Assignment: Can you retype every record below exactly as written?

Records provided:
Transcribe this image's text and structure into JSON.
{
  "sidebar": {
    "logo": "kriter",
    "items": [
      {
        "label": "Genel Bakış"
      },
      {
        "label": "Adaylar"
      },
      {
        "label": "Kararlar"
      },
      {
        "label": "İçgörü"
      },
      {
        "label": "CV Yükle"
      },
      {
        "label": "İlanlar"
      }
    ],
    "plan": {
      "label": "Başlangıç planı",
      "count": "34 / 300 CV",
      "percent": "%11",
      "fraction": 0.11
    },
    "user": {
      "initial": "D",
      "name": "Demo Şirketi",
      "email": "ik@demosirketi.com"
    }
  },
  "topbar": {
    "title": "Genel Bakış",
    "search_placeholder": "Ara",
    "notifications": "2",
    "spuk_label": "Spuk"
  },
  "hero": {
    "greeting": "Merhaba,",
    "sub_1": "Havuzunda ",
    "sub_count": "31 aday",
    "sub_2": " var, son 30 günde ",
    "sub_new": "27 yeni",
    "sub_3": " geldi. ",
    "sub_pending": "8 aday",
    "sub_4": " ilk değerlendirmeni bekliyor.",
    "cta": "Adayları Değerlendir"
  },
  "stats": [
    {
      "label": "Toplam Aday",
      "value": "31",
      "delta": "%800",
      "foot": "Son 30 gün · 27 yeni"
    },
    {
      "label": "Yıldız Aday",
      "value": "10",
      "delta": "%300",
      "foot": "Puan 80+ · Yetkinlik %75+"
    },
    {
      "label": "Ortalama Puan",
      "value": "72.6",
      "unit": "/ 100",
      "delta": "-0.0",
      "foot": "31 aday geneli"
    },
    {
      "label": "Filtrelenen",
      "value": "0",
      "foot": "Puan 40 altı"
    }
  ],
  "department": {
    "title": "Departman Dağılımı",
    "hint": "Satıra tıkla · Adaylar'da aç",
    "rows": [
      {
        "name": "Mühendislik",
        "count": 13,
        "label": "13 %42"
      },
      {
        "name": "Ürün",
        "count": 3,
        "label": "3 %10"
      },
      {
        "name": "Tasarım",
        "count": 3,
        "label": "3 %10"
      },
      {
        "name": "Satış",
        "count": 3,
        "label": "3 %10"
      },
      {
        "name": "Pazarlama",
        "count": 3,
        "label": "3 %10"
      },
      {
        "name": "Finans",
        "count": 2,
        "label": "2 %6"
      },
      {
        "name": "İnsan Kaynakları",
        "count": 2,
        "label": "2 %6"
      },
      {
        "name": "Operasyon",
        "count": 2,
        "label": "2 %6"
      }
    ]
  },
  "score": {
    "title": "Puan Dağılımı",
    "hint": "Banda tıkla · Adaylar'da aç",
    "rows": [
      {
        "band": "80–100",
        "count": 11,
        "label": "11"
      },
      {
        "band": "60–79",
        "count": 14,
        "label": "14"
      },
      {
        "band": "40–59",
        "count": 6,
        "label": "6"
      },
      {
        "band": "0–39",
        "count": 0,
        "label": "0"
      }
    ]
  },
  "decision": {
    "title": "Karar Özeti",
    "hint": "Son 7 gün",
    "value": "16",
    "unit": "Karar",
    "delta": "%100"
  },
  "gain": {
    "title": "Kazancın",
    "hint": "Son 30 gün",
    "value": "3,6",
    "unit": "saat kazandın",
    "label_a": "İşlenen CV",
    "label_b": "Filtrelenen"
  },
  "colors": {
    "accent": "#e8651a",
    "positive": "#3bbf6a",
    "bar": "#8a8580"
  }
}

Answer to this exercise:
Transcribe this image's text and structure into JSON.
{
  "sidebar": {
    "logo": "kriter",
    "items": [
      {
        "label": "Genel Bakış"
      },
      {
        "label": "Adaylar"
      },
      {
        "label": "Kararlar"
      },
      {
        "label": "İçgörü"
      },
      {
        "label": "CV Yükle"
      },
      {
        "label": "İlanlar"
      }
    ],
    "plan": {
      "label": "Başlangıç planı",
      "count": "34 / 300 CV",
      "percent": "%11",
      "fraction": 0.11
    },
    "user": {
      "initial": "D",
      "name": "Demo Şirketi",
      "email": "ik@demosirketi.com"
    }
  },
  "topbar": {
    "title": "Genel Bakış",
    "search_placeholder": "Ara",
    "notifications": "2",
    "spuk_label": "Spuk"
  },
  "hero": {
    "greeting": "Merhaba,",
    "sub_1": "Havuzunda ",
    "sub_count": "31 aday",
    "sub_2": " var, son 30 günde ",
    "sub_new": "27 yeni",
    "sub_3": " geldi. ",
    "sub_pending": "8 aday",
    "sub_4": " ilk değerlendirmeni bekliyor.",
    "cta": "Adayları Değerlendir"
  },
  "stats": [
    {
      "label": "Toplam Aday",
      "value": "31",
      "delta": "%800",
      "foot": "Son 30 gün · 27 yeni"
    },
    {
      "label": "Yıldız Aday",
      "value": "10",
      "delta": "%300",
      "foot": "Puan 80+ · Yetkinlik %75+"
    },
    {
      "label": "Ortalama Puan",
      "value": "72.6",
      "unit": "/ 100",
      "delta": "-0.0",
      "foot": "31 aday geneli"
    },
    {
      "label": "Filtrelenen",
      "value": "0",
      "foot": "Puan 40 altı"
    }
  ],
  "department": {
    "title": "Departman Dağılımı",
    "hint": "Satıra tıkla · Adaylar'da aç",
    "rows": [
      {
        "name": "Mühendislik",
        "count": 13,
        "label": "13 %42"
      },
      {
        "name": "Ürün",
        "count": 3,
        "label": "3 %10"
      },
      {
        "name": "Tasarım",
        "count": 3,
        "label": "3 %10"
      },
      {
        "name": "Satış",
        "count": 3,
        "label": "3 %10"
      },
      {
        "name": "Pazarlama",
        "count": 3,
        "label": "3 %10"
      },
      {
        "name": "Finans",
        "count": 2,
        "label": "2 %6"
      },
      {
        "name": "İnsan Kaynakları",
        "count": 2,
        "label": "2 %6"
      },
      {
        "name": "Operasyon",
        "count": 2,
        "label": "2 %6"
      }
    ]
  },
  "score": {
    "title": "Puan Dağılımı",
    "hint": "Banda tıkla · Adaylar'da aç",
    "rows": [
      {
        "band": "80–100",
        "count": 11,
        "label": "11"
      },
      {
        "band": "60–79",
        "count": 14,
        "label": "14"
      },
      {
        "band": "40–59",
        "count": 6,
        "label": "6"
      },
      {
        "band": "0–39",
        "count": 0,
        "label": "0"
      }
    ]
  },
  "decision": {
    "title": "Karar Özeti",
    "hint": "Son 7 gün",
    "value": "16",
    "unit": "Karar",
    "delta": "%100"
  },
  "gain": {
    "title": "Kazancın",
    "hint": "Son 30 gün",
    "value": "3,6",
    "unit": "saat kazandın",
    "label_a": "İşlenen CV",
    "label_b": "Filtrelenen"
  },
  "colors": {
    "accent": "#e8651a",
    "positive": "#3bbf6a",
    "bar": "#8a8580"
  }
}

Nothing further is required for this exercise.